- [ABOUT THIS TASK] Word for word, restate every line of the material.

- [INPUT FOR THIS TASK]
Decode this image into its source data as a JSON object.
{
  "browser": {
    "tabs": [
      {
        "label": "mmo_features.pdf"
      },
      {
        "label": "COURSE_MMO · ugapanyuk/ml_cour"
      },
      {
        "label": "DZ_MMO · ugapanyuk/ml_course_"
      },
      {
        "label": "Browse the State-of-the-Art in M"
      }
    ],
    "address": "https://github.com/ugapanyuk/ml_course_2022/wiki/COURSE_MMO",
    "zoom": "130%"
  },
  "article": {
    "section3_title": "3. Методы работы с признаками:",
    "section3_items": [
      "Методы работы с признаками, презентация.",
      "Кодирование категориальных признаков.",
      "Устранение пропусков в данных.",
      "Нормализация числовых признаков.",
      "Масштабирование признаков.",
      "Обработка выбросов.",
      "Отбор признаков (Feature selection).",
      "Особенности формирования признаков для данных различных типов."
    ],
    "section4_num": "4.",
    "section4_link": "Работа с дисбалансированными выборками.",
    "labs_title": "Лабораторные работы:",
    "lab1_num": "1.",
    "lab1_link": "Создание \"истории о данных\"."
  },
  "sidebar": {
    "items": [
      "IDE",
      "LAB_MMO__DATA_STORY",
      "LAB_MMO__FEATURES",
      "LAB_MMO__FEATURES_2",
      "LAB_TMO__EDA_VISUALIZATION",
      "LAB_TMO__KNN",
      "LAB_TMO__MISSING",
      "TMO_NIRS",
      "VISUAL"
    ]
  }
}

- [ANSWER SPACE]
Decode this image into its source data as a JSON object.
{
  "browser": {
    "tabs": [
      {
        "label": "mmo_features.pdf"
      },
      {
        "label": "COURSE_MMO · ugapanyuk/ml_cour"
      },
      {
        "label": "DZ_MMO · ugapanyuk/ml_course_"
      },
      {
        "label": "Browse the State-of-the-Art in M"
      }
    ],
    "address": "https://github.com/ugapanyuk/ml_course_2022/wiki/COURSE_MMO",
    "zoom": "130%"
  },
  "article": {
    "section3_title": "3. Методы работы с признаками:",
    "section3_items": [
      "Методы работы с признаками, презентация.",
      "Кодирование категориальных признаков.",
      "Устранение пропусков в данных.",
      "Нормализация числовых признаков.",
      "Масштабирование признаков.",
      "Обработка выбросов.",
      "Отбор признаков (Feature selection).",
      "Особенности формирования признаков для данных различных типов."
    ],
    "section4_num": "4.",
    "section4_link": "Работа с дисбалансированными выборками.",
    "labs_title": "Лабораторные работы:",
    "lab1_num": "1.",
    "lab1_link": "Создание \"истории о данных\"."
  },
  "sidebar": {
    "items": [
      "IDE",
      "LAB_MMO__DATA_STORY",
      "LAB_MMO__FEATURES",
      "LAB_MMO__FEATURES_2",
      "LAB_TMO__EDA_VISUALIZATION",
      "LAB_TMO__KNN",
      "LAB_TMO__MISSING",
      "TMO_NIRS",
      "VISUAL"
    ]
  }
}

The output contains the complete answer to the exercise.